This talk will attempt to summarize, i), how anthropologists have been perceived and used in recent health emergencies, ii), what current initiatives are underway to integrate anthropology and social science knowledge into emergency response and iii), what future roles and potential challenges anthropologists and other social scientists might take up as they move into a more institutional engagement within global health emergencies.
The talk is FREE to attend but numbers are limited. Please register here:-
The Ethox Centre is pleased to be hosting the second biennial Oxford Global Health and Bioethics International Conference. The conference will be held from 17th – 18th July 2017 at Keble College, University of Oxford. Professor Devi Sridhar is giving the key note speech.

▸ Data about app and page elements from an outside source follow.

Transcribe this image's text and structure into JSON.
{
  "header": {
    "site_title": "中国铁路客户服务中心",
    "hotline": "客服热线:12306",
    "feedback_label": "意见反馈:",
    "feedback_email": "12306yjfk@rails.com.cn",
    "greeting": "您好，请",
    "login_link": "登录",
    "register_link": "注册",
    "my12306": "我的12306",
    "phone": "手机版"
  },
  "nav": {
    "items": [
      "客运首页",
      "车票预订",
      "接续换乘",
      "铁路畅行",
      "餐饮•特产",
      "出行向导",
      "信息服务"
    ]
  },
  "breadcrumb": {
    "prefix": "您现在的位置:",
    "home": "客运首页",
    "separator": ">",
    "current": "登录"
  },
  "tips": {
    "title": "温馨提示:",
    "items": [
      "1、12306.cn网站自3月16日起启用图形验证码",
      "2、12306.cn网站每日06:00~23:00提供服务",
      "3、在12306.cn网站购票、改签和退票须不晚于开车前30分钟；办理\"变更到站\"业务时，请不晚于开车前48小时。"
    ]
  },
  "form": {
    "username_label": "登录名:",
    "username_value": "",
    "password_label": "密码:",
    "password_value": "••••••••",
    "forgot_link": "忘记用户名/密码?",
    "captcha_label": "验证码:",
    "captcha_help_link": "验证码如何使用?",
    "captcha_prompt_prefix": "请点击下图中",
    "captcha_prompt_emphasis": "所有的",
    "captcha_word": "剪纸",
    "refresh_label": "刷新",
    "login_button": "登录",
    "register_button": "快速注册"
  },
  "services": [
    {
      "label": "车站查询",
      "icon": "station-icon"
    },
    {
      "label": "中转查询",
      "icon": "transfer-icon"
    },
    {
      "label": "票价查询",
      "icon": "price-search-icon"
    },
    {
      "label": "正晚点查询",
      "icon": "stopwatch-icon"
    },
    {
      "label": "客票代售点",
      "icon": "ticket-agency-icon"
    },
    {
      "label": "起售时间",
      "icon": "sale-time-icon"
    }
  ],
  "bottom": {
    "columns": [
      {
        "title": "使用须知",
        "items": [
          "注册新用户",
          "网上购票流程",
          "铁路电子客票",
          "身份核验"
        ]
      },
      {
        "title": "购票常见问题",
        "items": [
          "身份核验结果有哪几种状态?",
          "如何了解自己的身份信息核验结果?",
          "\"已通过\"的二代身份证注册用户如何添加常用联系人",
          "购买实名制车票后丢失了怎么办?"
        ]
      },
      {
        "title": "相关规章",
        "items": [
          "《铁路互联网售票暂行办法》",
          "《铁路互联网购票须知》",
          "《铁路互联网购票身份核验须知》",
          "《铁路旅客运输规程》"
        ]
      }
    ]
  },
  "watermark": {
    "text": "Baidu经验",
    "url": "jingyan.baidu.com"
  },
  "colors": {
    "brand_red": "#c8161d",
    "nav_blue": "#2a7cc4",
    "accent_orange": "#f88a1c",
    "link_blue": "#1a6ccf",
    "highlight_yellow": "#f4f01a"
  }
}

With the proliferation of public-private partnerships for drug distribution, like the Mectizan Donation Programme, what types of bioethical questions should we be considering? Janelle Winters will tackle this question by presenting a poster at the Oxford Global Health & Bioethics conference. Her research focuses on informed consent and study design during the 1980s 'Onchocerciasis Chemotherapy Project' (which led to Merck's hallmark donation of ivermectin) in West Africa.
Janelle Winters will present in a panel at the "Governance of Health 2017" conference at the University of Liverpool. She will use a case study of the Bank's river blindness (onchocerciasis) control efforts to discuss multi-bi aid, the development of economic models for infectious disease control, and the transition of the World Bank's business model since the 1970s.

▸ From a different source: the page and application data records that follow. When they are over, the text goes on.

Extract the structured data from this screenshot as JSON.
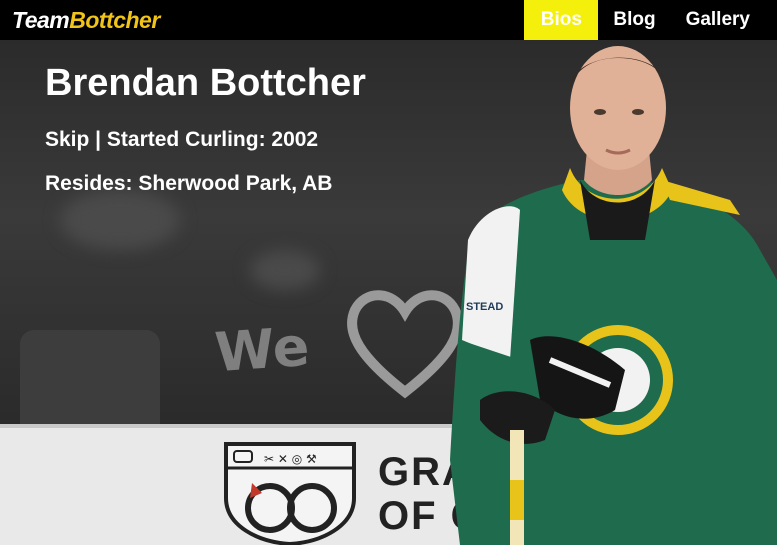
{
  "header": {
    "logo_team": "Team",
    "logo_bottcher": "Bottcher",
    "nav": [
      {
        "label": "Bios",
        "active": true
      },
      {
        "label": "Blog",
        "active": false
      },
      {
        "label": "Gallery",
        "active": false
      }
    ]
  },
  "bio": {
    "name": "Brendan Bottcher",
    "role_line": "Skip | Started Curling: 2002",
    "residence_line": "Resides: Sherwood Park, AB"
  },
  "background": {
    "banner_text": "We",
    "boards_text_line1": "GRAN",
    "boards_text_line2": "OF CUR",
    "jersey_sponsor": "STEAD"
  },
  "colors": {
    "header_bg": "#000000",
    "active_nav_bg": "#f4f00c",
    "logo_accent": "#f0c419",
    "jersey_green": "#1f6b4e",
    "jersey_gold": "#e8c31a"
  }
}
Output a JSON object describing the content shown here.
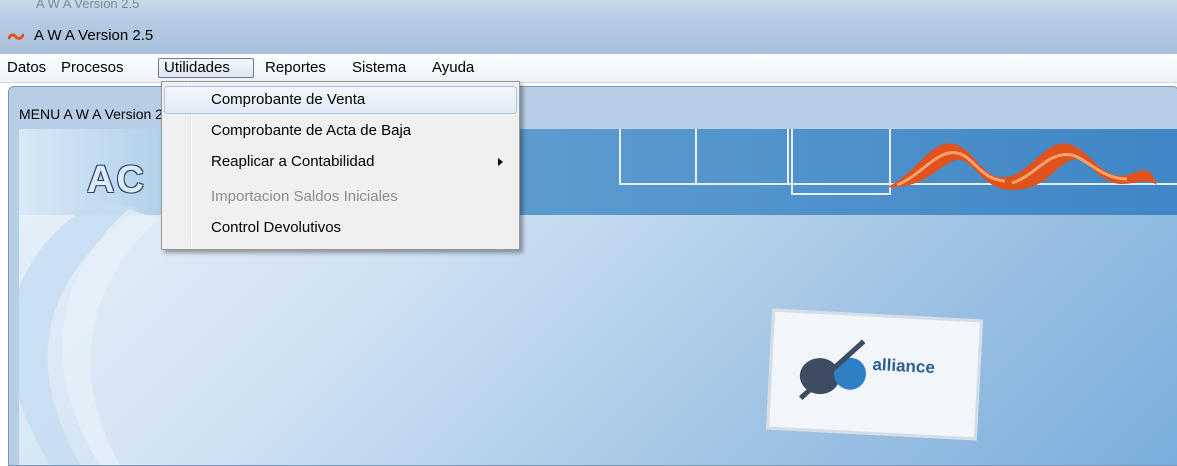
{
  "window": {
    "title": "A W A Version 2.5",
    "title_ghost": "A W A Version 2.5"
  },
  "menubar": {
    "items": [
      {
        "label": "Datos"
      },
      {
        "label": "Procesos"
      },
      {
        "label": "Utilidades",
        "open": true
      },
      {
        "label": "Reportes"
      },
      {
        "label": "Sistema"
      },
      {
        "label": "Ayuda"
      }
    ]
  },
  "dropdown": {
    "items": [
      {
        "label": "Comprobante de Venta",
        "state": "highlighted"
      },
      {
        "label": "Comprobante de Acta de Baja",
        "state": "normal"
      },
      {
        "label": "Reaplicar a Contabilidad",
        "state": "normal",
        "submenu": true
      },
      {
        "label": "Importacion Saldos Iniciales",
        "state": "disabled"
      },
      {
        "label": "Control Devolutivos",
        "state": "normal"
      }
    ]
  },
  "child_window": {
    "title": "MENU A W A Version 2.5"
  },
  "background": {
    "banner_logo_text": "AC",
    "sign_text": "alliance"
  },
  "colors": {
    "titlebar": "#b4c9e2",
    "menu_highlight_border": "#a8c4e6",
    "disabled_text": "#8d8d8d",
    "banner_blue": "#3f86c6",
    "logo_orange": "#e0531f"
  },
  "icons": {
    "app": "awa-app-icon",
    "submenu": "submenu-arrow-icon"
  }
}
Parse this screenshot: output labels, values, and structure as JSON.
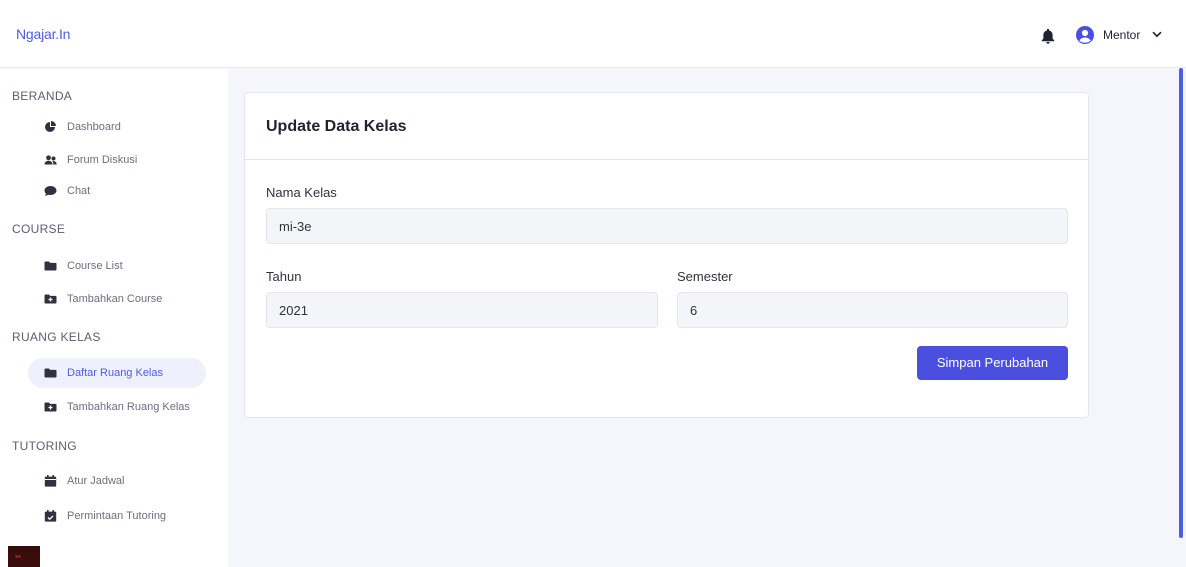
{
  "app": {
    "brand": "Ngajar.In"
  },
  "header": {
    "user_name": "Mentor"
  },
  "sidebar": {
    "sections": [
      {
        "title": "BERANDA"
      },
      {
        "title": "COURSE"
      },
      {
        "title": "RUANG KELAS"
      },
      {
        "title": "TUTORING"
      }
    ],
    "items": [
      {
        "label": "Dashboard",
        "icon": "chart-pie-icon"
      },
      {
        "label": "Forum Diskusi",
        "icon": "users-icon"
      },
      {
        "label": "Chat",
        "icon": "comment-icon"
      },
      {
        "label": "Course List",
        "icon": "folder-icon"
      },
      {
        "label": "Tambahkan Course",
        "icon": "folder-plus-icon"
      },
      {
        "label": "Daftar Ruang Kelas",
        "icon": "folder-icon"
      },
      {
        "label": "Tambahkan Ruang Kelas",
        "icon": "folder-plus-icon"
      },
      {
        "label": "Atur Jadwal",
        "icon": "calendar-icon"
      },
      {
        "label": "Permintaan Tutoring",
        "icon": "calendar-check-icon"
      }
    ]
  },
  "form": {
    "title": "Update Data Kelas",
    "nama_kelas_label": "Nama Kelas",
    "nama_kelas_value": "mi-3e",
    "tahun_label": "Tahun",
    "tahun_value": "2021",
    "semester_label": "Semester",
    "semester_value": "6",
    "submit_label": "Simpan Perubahan"
  },
  "colors": {
    "accent": "#4b4fe0",
    "brand": "#4e5ce6"
  }
}
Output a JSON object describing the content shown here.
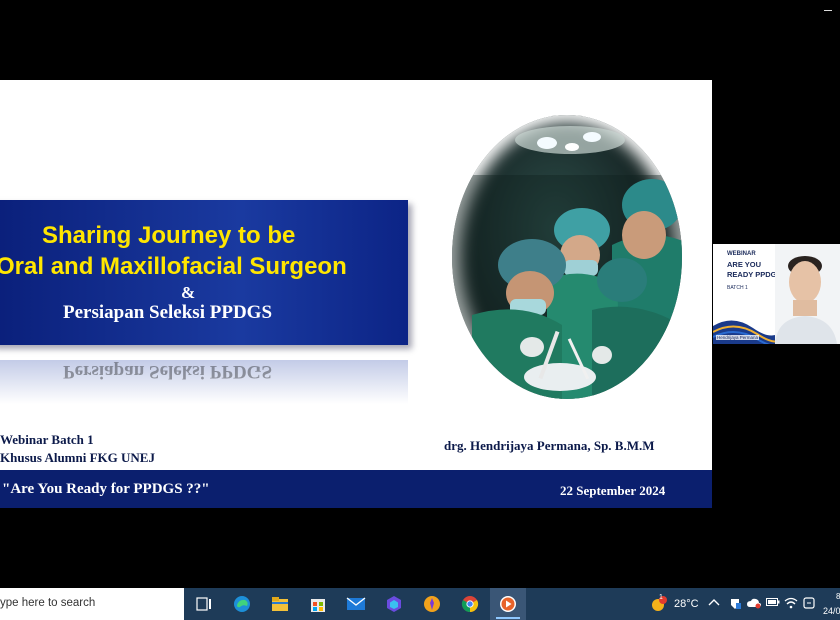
{
  "slide": {
    "title_line1": "Sharing Journey to be",
    "title_line2": "Oral and Maxillofacial Surgeon",
    "ampersand": "&",
    "subtitle": "Persiapan Seleksi PPDGS",
    "reflection_text": "Persiapan Seleksi PPDGS",
    "event_line1": "Webinar Batch 1",
    "event_line2": "Khusus Alumni FKG UNEJ",
    "presenter": "drg. Hendrijaya Permana, Sp. B.M.M",
    "tagline": "\"Are You Ready for PPDGS ??\"",
    "date": "22 September 2024",
    "photo_icon": "surgery-team-photo"
  },
  "video_tile": {
    "tag": "WEBINAR",
    "heading": "ARE YOU READY PPDGS?",
    "batch": "BATCH 1",
    "name_label": "Hendrijaya Permana"
  },
  "taskbar": {
    "search_placeholder": "ype here to search",
    "temperature": "28°C",
    "weather_badge": "1",
    "date_partial": "24/0",
    "time_partial": "8",
    "icons": [
      "task-view-icon",
      "edge-icon",
      "file-explorer-icon",
      "store-icon",
      "mail-icon",
      "app-icon",
      "app-icon-2",
      "chrome-icon",
      "media-player-icon"
    ]
  },
  "colors": {
    "slide_blue": "#0b1f6e",
    "title_yellow": "#ffe600",
    "taskbar": "#1e3b58"
  }
}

Professor Sridhar will present a one-off talk entitled:-
"Global Cooperation in Health: Explaining Shifts Using Principal-Agent Theory"
Felix Stein will be present at Rutgers University to speak about "The Role of Finance and Financialization and its Impact on the Right to Health"

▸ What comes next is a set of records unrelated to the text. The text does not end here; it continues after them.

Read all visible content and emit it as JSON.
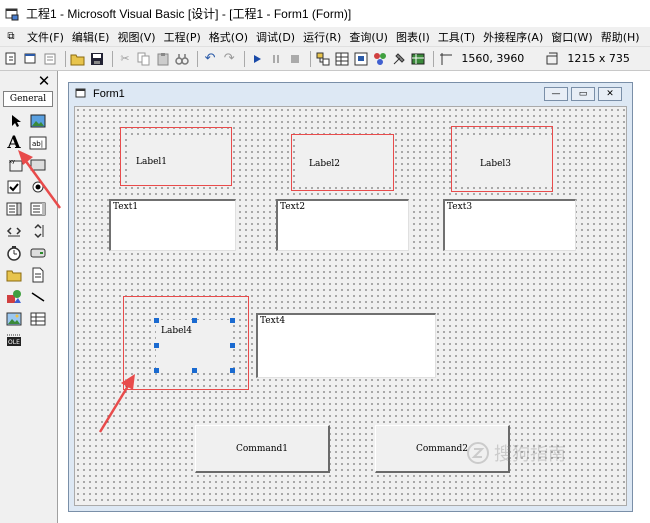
{
  "window": {
    "title": "工程1 - Microsoft Visual Basic [设计] - [工程1 - Form1 (Form)]"
  },
  "menu": [
    "文件(F)",
    "编辑(E)",
    "视图(V)",
    "工程(P)",
    "格式(O)",
    "调试(D)",
    "运行(R)",
    "查询(U)",
    "图表(I)",
    "工具(T)",
    "外接程序(A)",
    "窗口(W)",
    "帮助(H)"
  ],
  "toolbar": {
    "position": "1560, 3960",
    "size": "1215 x 735"
  },
  "toolbox": {
    "title": "General"
  },
  "form": {
    "title": "Form1",
    "labels": [
      "Label1",
      "Label2",
      "Label3",
      "Label4"
    ],
    "textboxes": [
      "Text1",
      "Text2",
      "Text3",
      "Text4"
    ],
    "buttons": [
      "Command1",
      "Command2"
    ]
  },
  "colors": {
    "annotation": "#e84b4b",
    "selection_handle": "#1a6ad0"
  },
  "watermark": "搜狗指南"
}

Marlee Tichenor presented at the Oxford University China-Africa Network's (OUCAN) China-Africa Global Health Conference. Discussing Chinese investment in health initiatives in Senegal, she presented on the panel, "Development, Diplomacy and Security: The Many Faces of Health in Sino-African Relations."
Professor Martin McKee will be visiting our team and giving an exclusive one-off seminar. This event is invite only. See more about Professor McKee here :- http://www.lshtm.ac.uk/aboutus/people/mckee.martin
Governments, NGOs and corporations collaborate across the world on campaigns to respond to global health issues such as AIDS, Ebola, SARS and malaria. But how do you regulate these PPPs (private-public partnerships)? The Edinburgh academic and her co-author, Chelsea Clinton, analyse the accountability, effectiveness and sustainability of the biggest campaigns. Chaired by Oscar Guardiola-Rivera.
How is European Aid money used in the fight against Ebola and what is the World Bank's approach pandemic preparedness and to development in general? Come to this event to get some first, tentative answers.
In this talk, Marlee Tichenor will discuss the question of legitimacy and evidence with regards to antimalarial treatment. Artemisinin-based combination therapies (ACTs) are the current front-line treatment for uncomplicated malaria recommended by the World Health Organization. Due to fears about the spread of artemisinin resistance in Sub-Saharan Africa, where the majority of malaria cases and deaths occur, the WHO and the Global Fund to Fight AIDS, TB, and Malaria mandate the use of combination therapies rather than monotherapies to protect the usefulness of the pharmaceutical agent. In this global public health space where fear of losing pharmaceutical effectiveness drives much of the recommendations that the WHO promotes to fight malaria, Marlee investigates the modes of legitimization behind two “alternative” forms of producing anti-malarial treatments.
Felix Stein gave a seminar ‘A closer look at management consultants in healthcare’